It seems a life ago I made a break from The City
No more chipped and fading formstone facades
No more crushing crowds
No staggering drunkards serenades
No vibrant culture clashes
Working poor on after-dinner stoops comforting the crying Queen in glittery platforms
(a sob is a sob, and every man's shoulder brings comfort and peace)
No suits of lavender
Or chartreuse hair
Or Easter Parades
Cherry blossoms and smells of cake and sawdust
Sweet tang of sugar burning in the air

From millions to 70,000 is a only a cutting of extremes, of highs and lows. The dreams are the same - escape to a place that is different, a place that must be better, livelier, where dreams come true. A country man may think of The City as opportunity, a city girl may dream of the time when she can escape the confines of brick, concrete and steel. Happiness in escape, in change of air and opportunity. Listening to Muswell Hillbillies exposes the lie of The Grail, of redemption through escape. London boys hoping to escape the city of mechanization, uniformity, conformity - to be extraordinary in a world of ordinary. Where to escape? West Virginia? Oklahoma? The classic beach Holiday in Brighton fails - we can't even bring back memories now, the boardwalk a burnt ember, sparked on land and doused in the Atlantic. America - across the sea, land of opportunity - a country riff or slide guitar will take us there like James' Peach on the waves of belief.

Is there a better evocation of hopes and dreams, of shattered men with broken lives where no decision leads to a better outcome? These are the fathers of Sam Lowry, the children of Yank. Ray Davies sings without the hope of redemption or freedom except in the mind. It is the voice of determination, not desire, an almost blank acceptance that in this way lies madness. The recognition of this is the escape itself, knowing that the schizophrenia and degeneration are the way to deal with societies traps and games. In a 1972 Circus Magazine interview, Davies said, "Leaving Rosie Rooke behind is like leaving everything behind. She symbolized all that for me." The new evolution crushes the old dreams and hopes, replacing them with concrete convenience.

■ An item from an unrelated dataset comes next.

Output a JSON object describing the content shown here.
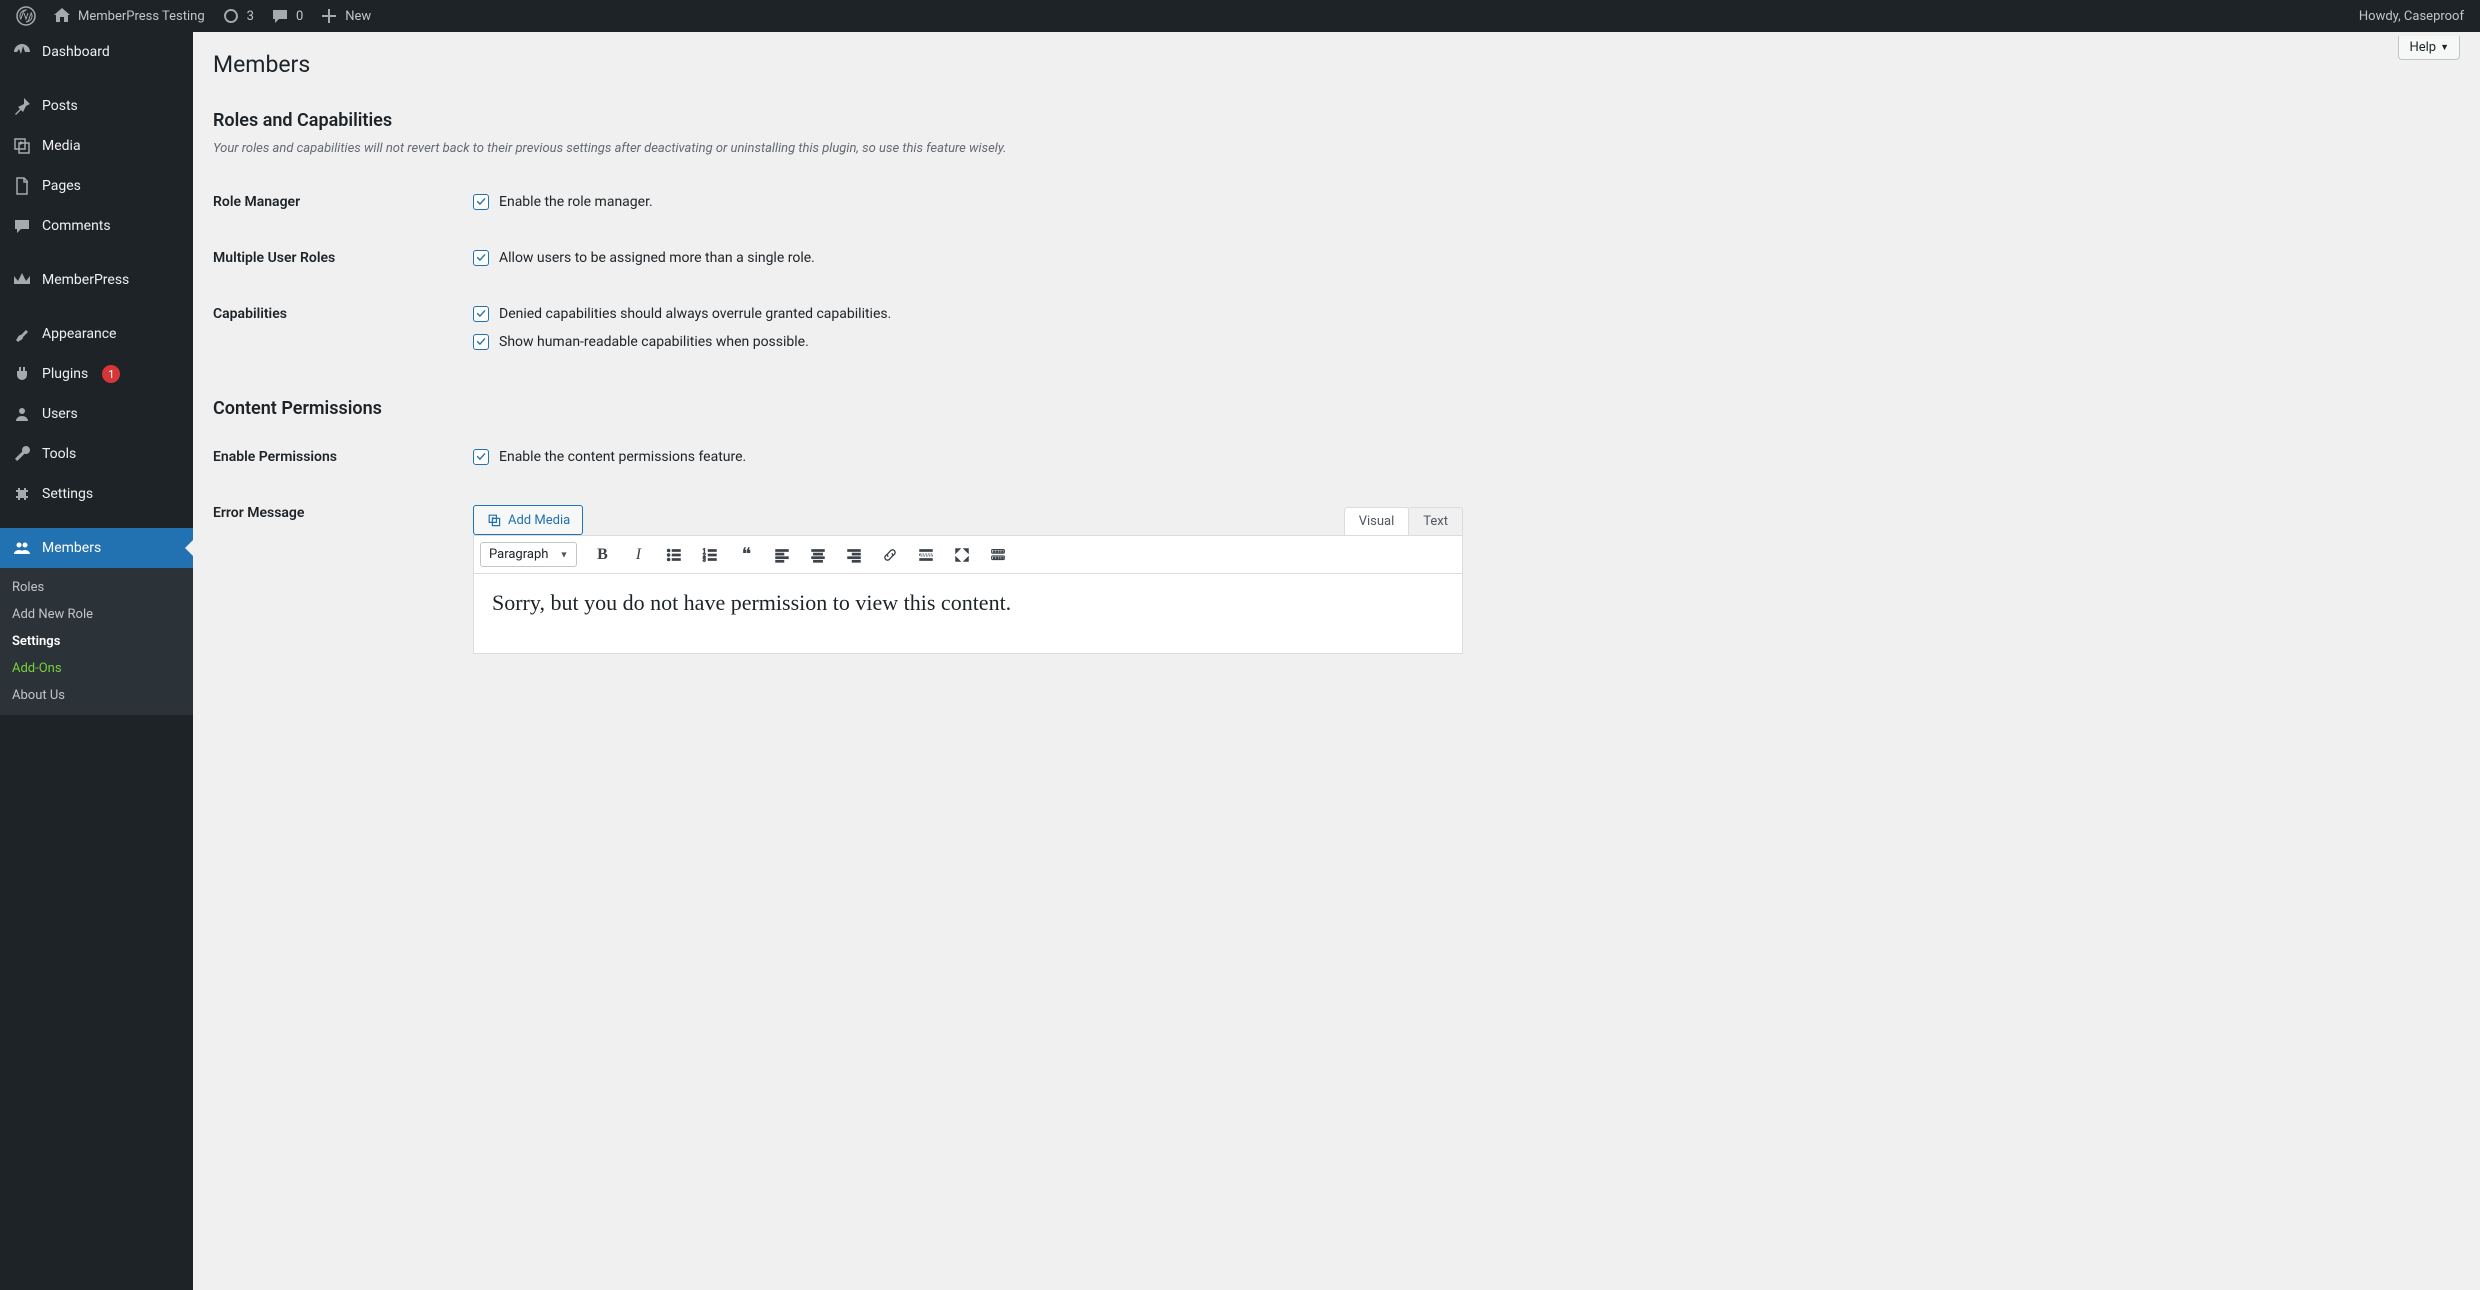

It fails in reverse as well - the country dreams of the city fall victim to barred windows and broken glass, the crushing uniformity that absorbs and swallows and the next generation dreams of "Country Roads." Escape is never possible, and Davies never sang of happy sanity. It's all a fool's game, and you have to enjoy the playing, not the role or the outcome.

Sunday, June 15, 2003

Mr. Deadly 

First, apologies to any who have checked here for new posts - things beyond my control limited my ability to post. I will try to be more consistent. Consider it an unplanned break in broadcasting.

"Mr. Deadly" is a track from Robyn Hitchcock's Invisible Hitchcock that just emerged from my computer speakers as I was tweaking the template for this weblog. I just put my 6800 mp3's on random and let my computer "entertain" me when I'm doing mundane tasks like updating links, and was blindsided by this song. I've probably heard it at least 100 times, and I've never really taken a shine to it. Hitchcock's greatest songs tend to be (understandably) guitar driven. "Mr. Deadly" is all keyboard - moody chords, flat early eighties drums (the sound to me was always a bongo with a sock on it) - complete with a vocal echo & multitrack chorus, and a Tones on Tail menacing atmospheric wash.
Randomly the radio that wanders through the stations like a train
Flickers on the dashboard as the melody dissolves into his brain
"Mr. Deadly" has surprised me. It's the case of a certain song finding a way to be heard, a way to connect to a listener at a specific time and place. Today is overcast outside, my mind is tired and sluggish, and a slow miasma of a knowing step-outside the lines of convention and expectation has invaded my cells through porous walls. I may hate it tomorrow, a trite and cheesy eighties mistake. But oh, "Mr. Deadly", you're comfort and succor keep me whole.
And all who hear him say you must be further gone then they
And all who hear him say he must be mad to be himself around today
Around today
Around today
Around today